> [Directions for this task]: Lift out each line of the data that holds "What".
#### Task inputs
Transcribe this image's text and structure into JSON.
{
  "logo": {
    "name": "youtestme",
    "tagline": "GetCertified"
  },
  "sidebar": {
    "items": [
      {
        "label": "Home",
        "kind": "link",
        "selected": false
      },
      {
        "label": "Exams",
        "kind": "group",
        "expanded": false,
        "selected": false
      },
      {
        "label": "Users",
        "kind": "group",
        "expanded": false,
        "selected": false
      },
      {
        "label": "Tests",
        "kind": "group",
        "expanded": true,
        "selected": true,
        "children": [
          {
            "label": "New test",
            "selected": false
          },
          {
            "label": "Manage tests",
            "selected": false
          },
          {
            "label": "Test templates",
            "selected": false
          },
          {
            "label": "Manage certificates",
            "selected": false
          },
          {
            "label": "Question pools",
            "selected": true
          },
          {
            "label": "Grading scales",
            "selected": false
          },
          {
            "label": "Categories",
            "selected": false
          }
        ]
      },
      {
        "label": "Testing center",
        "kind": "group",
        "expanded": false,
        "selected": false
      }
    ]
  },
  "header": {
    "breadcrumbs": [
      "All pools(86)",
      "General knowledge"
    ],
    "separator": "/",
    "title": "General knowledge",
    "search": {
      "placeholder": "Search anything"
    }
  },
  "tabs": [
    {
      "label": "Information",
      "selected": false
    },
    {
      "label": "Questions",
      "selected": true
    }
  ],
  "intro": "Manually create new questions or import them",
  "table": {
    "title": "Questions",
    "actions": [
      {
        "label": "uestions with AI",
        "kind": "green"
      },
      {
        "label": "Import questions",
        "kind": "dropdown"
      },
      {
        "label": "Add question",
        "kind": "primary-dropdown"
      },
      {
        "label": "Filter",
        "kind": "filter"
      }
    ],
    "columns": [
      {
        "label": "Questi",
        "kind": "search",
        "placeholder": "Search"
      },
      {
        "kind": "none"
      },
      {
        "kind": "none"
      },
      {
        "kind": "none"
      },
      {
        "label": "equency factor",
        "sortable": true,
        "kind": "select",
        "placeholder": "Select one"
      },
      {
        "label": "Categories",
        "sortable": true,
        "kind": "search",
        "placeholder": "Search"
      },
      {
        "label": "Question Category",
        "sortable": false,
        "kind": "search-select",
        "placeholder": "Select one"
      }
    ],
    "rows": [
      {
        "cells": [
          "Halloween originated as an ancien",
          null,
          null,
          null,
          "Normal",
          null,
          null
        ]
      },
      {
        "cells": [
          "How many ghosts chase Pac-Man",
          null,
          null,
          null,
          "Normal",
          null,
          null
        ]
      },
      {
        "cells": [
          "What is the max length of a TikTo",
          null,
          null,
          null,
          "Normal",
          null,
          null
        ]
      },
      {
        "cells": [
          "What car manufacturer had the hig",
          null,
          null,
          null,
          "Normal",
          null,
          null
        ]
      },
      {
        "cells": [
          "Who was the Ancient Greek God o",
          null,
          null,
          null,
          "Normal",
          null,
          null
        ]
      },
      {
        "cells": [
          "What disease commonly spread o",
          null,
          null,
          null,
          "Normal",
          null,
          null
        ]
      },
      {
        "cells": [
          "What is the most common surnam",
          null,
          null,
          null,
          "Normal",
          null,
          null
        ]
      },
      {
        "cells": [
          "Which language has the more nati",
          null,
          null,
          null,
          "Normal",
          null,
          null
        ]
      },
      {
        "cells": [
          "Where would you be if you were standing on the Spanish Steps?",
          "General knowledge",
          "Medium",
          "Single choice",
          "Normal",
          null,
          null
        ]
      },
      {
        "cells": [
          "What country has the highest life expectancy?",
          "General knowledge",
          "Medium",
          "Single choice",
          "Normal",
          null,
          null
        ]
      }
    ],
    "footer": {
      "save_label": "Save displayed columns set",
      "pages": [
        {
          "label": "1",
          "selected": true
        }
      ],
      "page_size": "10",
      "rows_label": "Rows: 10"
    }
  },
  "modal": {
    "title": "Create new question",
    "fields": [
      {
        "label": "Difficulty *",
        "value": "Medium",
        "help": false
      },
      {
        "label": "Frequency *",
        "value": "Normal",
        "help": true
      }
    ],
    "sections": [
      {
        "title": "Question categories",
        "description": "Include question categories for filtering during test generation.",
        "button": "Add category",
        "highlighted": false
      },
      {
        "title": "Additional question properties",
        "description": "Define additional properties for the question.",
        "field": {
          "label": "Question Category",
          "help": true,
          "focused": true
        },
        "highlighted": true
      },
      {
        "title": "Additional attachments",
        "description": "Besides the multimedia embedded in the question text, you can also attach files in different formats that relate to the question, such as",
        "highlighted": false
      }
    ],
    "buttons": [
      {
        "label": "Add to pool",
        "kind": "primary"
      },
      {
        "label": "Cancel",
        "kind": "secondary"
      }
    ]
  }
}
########
> [Task result]:
          "What is the max length of a TikTo",
          "What car manufacturer had the hig",
          "What disease commonly spread o",
          "What is the most common surnam",
          "What country has the highest life expectancy?",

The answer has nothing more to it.